The National Broadband Network (NBN) is delayed, and its future is a matter of constant debate (will the coalition shut it down? Will they turn it over to Telstra?). But it’s still clicking along, and every day draws closer to a tipping point where its presence is felt widely. And when it reaches that point, the current regime of how high speed data communications is provided will become obsolete. In anticipation of this, the industry has rapidly started to reshape itself.
For the past ten years, the regime has worked like this: you buy access to a home from Telstra. This is called the Copper Access Network, the Public Switch Telephone Network, The ‘Last Mile’, the Telstra Monopoly, Line Rental, and a bunch of other things. But all it means is that you (with ‘you’ here being an internet service provider) buy wholesale access from Telstra, in the form a phone line, to make a link between a customer home and a local telephone exchange. From there, you need to buy access to a link along the Inter-Exchange-Network, which has been dominated by Telstra, Optus, iiNet and TPG. But even then, those last three could only invest to compete in high return areas- around major cities and large regional areas. Everyone else had to rely on Telstra’s network for everything, making everything more expensive.
But it also meant that a little provider could just build a small network in a specific regional area and become a major competitor for a specific spot. Adam Internet did that in South Australia, TransACT did that in the ACT, and iiNet and Internode actually started out in just that way in WA and SA respectively. But guys like Dodo took another option- building a universal network made up of bits and pieces bought off of anyone – Dodo uses parts of Telstra, Optus and TPG’s network.
The NBN will replace Telstra with a universal network for that ‘last mile’ access, meaning that everyone (including Telstra) buys that access at the same price for every home, regardless of location. That will eliminate some scope for competition, but at a net benefit to customers.
The NBN will link to several interconnection points around the country, but far fewer than what telephone exchanges account for. Whereas it takes 3000 exchanges to link all those copper lines, fibre optic lines can carry much further, reducing the number of interconnect points to just 121.
At each Point-of-Interconnect (PoI), it is required that there are a minimum two wholesale backhaul options – that will probably mean Telstra and Someone Else. Since each PoI will service about 100,000 homes, that should encourage all of those networks to link in to all of them, driving down prices.
In this scenario, the real competition will be driven by a handful of large providers with extensive backhaul links. Dodo won’t be able to stick around; they’ll have to join a network. That’s how this deal comes about. And it’s also why so many smaller firms have been getting swallowed up by the Big 4 (with M2 now making it a Big 5).
Dodo’s relationship to Eftel has been cloudy for a while. And more to the point, Eftel itself has been hard to pin down. They identify themselves as wholesale network, providing solutions to residential and business customers – but a diagram of their network shows that most of it is made up of links provided by TPG.

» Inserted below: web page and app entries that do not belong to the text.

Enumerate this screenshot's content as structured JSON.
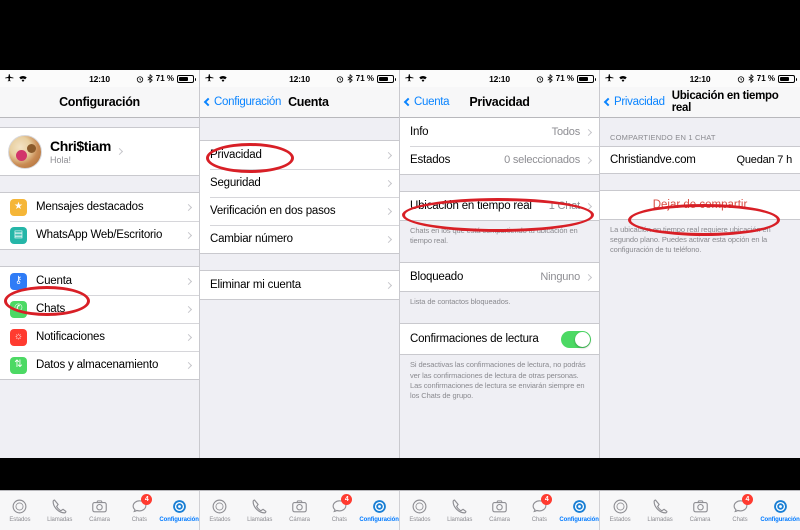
{
  "statusbar": {
    "time": "12:10",
    "battery_pct": "71 %"
  },
  "panels": [
    {
      "id": "settings",
      "nav": {
        "title": "Configuración",
        "back": ""
      },
      "profile": {
        "name": "Chri$tiam",
        "status": "Hola!"
      },
      "groups": [
        {
          "rows": [
            {
              "label": "Mensajes destacados",
              "icon": "star-icon",
              "color": "#f5b638",
              "glyph": "★"
            },
            {
              "label": "WhatsApp Web/Escritorio",
              "icon": "laptop-icon",
              "color": "#25b6a8",
              "glyph": "▤"
            }
          ]
        },
        {
          "rows": [
            {
              "label": "Cuenta",
              "icon": "key-icon",
              "color": "#2f7cf6",
              "glyph": "⚷"
            },
            {
              "label": "Chats",
              "icon": "whatsapp-icon",
              "color": "#4cd964",
              "glyph": "✆"
            },
            {
              "label": "Notificaciones",
              "icon": "bell-icon",
              "color": "#ff3b30",
              "glyph": "🔔"
            },
            {
              "label": "Datos y almacenamiento",
              "icon": "arrows-icon",
              "color": "#4cd964",
              "glyph": "⇅"
            }
          ]
        }
      ]
    },
    {
      "id": "cuenta",
      "nav": {
        "title": "Cuenta",
        "back": "Configuración"
      },
      "groups": [
        {
          "rows": [
            {
              "label": "Privacidad"
            },
            {
              "label": "Seguridad"
            },
            {
              "label": "Verificación en dos pasos"
            },
            {
              "label": "Cambiar número"
            }
          ]
        },
        {
          "rows": [
            {
              "label": "Eliminar mi cuenta"
            }
          ]
        }
      ]
    },
    {
      "id": "privacidad",
      "nav": {
        "title": "Privacidad",
        "back": "Cuenta"
      },
      "rows_top": [
        {
          "label": "Info",
          "value": "Todos"
        },
        {
          "label": "Estados",
          "value": "0 seleccionados"
        }
      ],
      "location_row": {
        "label": "Ubicación en tiempo real",
        "value": "1 Chat"
      },
      "location_foot": "Chats en los que está compartiendo tu ubicación en tiempo real.",
      "blocked_row": {
        "label": "Bloqueado",
        "value": "Ninguno"
      },
      "blocked_foot": "Lista de contactos bloqueados.",
      "receipts_row": {
        "label": "Confirmaciones de lectura",
        "toggle": "on"
      },
      "receipts_foot": "Si desactivas las confirmaciones de lectura, no podrás ver las confirmaciones de lectura de otras personas. Las confirmaciones de lectura se enviarán siempre en los Chats de grupo."
    },
    {
      "id": "ubicacion",
      "nav": {
        "title": "Ubicación en tiempo real",
        "back": "Privacidad"
      },
      "section_header": "COMPARTIENDO EN 1 CHAT",
      "share_row": {
        "label": "Christiandve.com",
        "value": "Quedan 7 h"
      },
      "stop_button": "Dejar de compartir",
      "foot": "La ubicación en tiempo real requiere ubicación en segundo plano. Puedes activar esta opción en la configuración de tu teléfono."
    }
  ],
  "tabbar": {
    "items": [
      {
        "label": "Estados",
        "icon": "status-ring-icon",
        "active": false,
        "badge": ""
      },
      {
        "label": "Llamadas",
        "icon": "phone-icon",
        "active": false,
        "badge": ""
      },
      {
        "label": "Cámara",
        "icon": "camera-icon",
        "active": false,
        "badge": ""
      },
      {
        "label": "Chats",
        "icon": "chat-bubble-icon",
        "active": false,
        "badge": "4"
      },
      {
        "label": "Configuración",
        "icon": "gear-icon",
        "active": true,
        "badge": ""
      }
    ]
  },
  "colors": {
    "accent": "#007aff",
    "annotation": "#d81f26",
    "toggle_on": "#4cd964",
    "destructive": "#d94f45"
  }
}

Eftel has busied itself in acquiring several niche badges – aaNet (budget), Club Telco (rural) and Engin (VoIP). All this time, their prices and plans suggest close links with Dodo.
As it turns out, Larry Kestleman owns about 80% of Eftel. It seems like Eftel has been created to allow for Dodo to expand into several categories, without the taint that Dodo acquired over the years. With both firms likely to be acquired by M2, it will give the new firm control over several ISPs (including Primus, of course).
With any luck, the culture at Primus will be rolled out across the entire M2 family, rehabilitating Dodo’s brand.
Or, it’ll go the other way around, and the entire M2 family will cut corners, offer dismal customer service and plans that are Too Good to be True, and then…aren’t true.
But the likelihood is that integration that wide will take a long time, and wouldn’t begin in earnest until the NBN’s future is less hazy. Until then, one has to assume that all of M2’s disparate brands will operate as they have been, for better or worse.